I decided to flee. I broke through the sliding glass door, cutting myself further and spraying debris all over the room. When I ran out of the bungalow, the bright sunlight, the shocking green of the grass, and the colours of the sky were overwhelming; everything was jarring and vivid.
Everything in my room had been so real that I was not prepared, in my condition, to be so suddenly transported from the drawn curtains into the shimmering daylight.
I just ran, fully naked and bleeding, down the fairway, away from the army of Predators I saw over my shoulder every time I turned to look. I needed a reprieve from the harsh daylight, so I ducked through the open door of another bungalow. I hid behind the door, then behind a chair, as the Predators began to fill up the room. There was a maid in there, making the bed, and she started to scream when she saw me. She screamed louder when I tried to use her as a human shield to protect myself from the small hunters on my trail.
I fled again, running at top speed through the resort with a translucent army at my heels; the colours and scenery only added to my dementia.

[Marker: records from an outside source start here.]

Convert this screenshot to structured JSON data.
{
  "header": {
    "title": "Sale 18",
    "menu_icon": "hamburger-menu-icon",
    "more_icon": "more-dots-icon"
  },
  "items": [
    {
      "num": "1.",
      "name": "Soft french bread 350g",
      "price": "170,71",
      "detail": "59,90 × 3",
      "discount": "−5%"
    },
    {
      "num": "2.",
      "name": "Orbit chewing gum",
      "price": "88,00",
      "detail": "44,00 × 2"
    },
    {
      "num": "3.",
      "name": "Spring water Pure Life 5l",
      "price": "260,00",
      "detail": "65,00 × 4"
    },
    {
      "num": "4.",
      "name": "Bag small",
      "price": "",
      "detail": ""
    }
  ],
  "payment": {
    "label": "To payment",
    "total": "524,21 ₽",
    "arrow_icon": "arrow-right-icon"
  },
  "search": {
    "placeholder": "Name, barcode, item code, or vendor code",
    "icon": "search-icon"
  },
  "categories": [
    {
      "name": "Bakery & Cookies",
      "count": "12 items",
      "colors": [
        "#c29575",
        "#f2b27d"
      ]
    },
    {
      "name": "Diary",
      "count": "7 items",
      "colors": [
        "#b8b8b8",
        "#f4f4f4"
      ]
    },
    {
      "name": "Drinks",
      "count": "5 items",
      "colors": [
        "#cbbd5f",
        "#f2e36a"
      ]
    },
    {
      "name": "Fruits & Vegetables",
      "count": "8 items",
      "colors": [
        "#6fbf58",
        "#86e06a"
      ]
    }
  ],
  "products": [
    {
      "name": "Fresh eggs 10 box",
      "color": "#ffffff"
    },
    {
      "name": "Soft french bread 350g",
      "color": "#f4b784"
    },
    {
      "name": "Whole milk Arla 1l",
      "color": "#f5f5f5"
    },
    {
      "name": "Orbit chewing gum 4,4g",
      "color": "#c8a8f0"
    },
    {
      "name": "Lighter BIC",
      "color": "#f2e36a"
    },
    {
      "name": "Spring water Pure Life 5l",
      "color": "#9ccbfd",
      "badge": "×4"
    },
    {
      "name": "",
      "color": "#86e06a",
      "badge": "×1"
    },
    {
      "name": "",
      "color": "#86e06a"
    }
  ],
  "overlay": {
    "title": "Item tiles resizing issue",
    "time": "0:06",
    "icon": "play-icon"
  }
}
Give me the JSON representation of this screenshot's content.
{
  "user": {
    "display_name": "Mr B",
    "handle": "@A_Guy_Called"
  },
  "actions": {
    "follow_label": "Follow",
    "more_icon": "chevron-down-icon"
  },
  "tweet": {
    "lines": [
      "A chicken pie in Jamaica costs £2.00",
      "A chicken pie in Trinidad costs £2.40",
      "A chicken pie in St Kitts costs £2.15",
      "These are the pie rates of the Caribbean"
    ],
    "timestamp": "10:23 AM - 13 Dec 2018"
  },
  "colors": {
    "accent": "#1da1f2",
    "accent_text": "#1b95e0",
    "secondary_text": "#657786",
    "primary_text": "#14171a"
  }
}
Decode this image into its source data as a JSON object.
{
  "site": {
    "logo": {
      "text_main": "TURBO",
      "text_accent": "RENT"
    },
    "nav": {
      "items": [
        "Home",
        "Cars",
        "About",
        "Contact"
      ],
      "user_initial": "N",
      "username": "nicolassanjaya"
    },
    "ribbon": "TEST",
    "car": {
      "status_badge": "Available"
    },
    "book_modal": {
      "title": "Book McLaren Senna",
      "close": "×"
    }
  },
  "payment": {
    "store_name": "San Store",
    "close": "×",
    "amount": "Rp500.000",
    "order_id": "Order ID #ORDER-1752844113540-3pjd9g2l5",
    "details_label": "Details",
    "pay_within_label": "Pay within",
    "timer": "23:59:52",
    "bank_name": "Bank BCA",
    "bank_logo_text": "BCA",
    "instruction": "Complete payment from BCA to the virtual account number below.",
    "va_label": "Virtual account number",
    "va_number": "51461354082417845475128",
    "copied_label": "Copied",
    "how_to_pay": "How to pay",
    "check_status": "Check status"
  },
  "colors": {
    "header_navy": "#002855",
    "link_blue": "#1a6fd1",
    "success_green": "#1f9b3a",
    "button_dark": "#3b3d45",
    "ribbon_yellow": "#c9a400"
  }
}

I made it to the back of the main clubhouse and went through the back door and into the kitchen; all of the cooks and activity were dizzying, so I ran out of there, right into the lobby. There were guests and staff everywhere and I remember grabbing a well-dressed businessman standing there with his luggage, once again using him as a human shield. He seemed so together that I believed he could hold the Predators at bay, but I was wrong. They actually got to me at that point and started climbing up my legs, loading their little guns. The businessman didn't want anything to do with me; he shook free so I backed into a utility closet somewhere near the kitchen. As a crowd gathered, I ran out of there again, back outside, eventually finding darkness and shelter in a shed on the fairway, where I hid behind a lawn mower, until finally, the hallucinations began to subside.
I'd caused quite a bit of a commotion by then; the cops had arrived and, along with a crowd of onlookers, they confronted me in my hiding place. I wasn't seeing the Predators any more, but when I gave the cops my testimony, it involved a detailed recreation of how they'd chased me all over the resort trying to kill me. I was still high enough that I told the story without a shred of self-consciousness. Everything around me still looked pretty bizarre; even when Steven broke through the crowd and handed me a pair of sweatpants.
· Extracted from 'Slash: The Autobiography' by Slash with Anthony Bozza, published by HarperCollins on 29 October, priced £18.99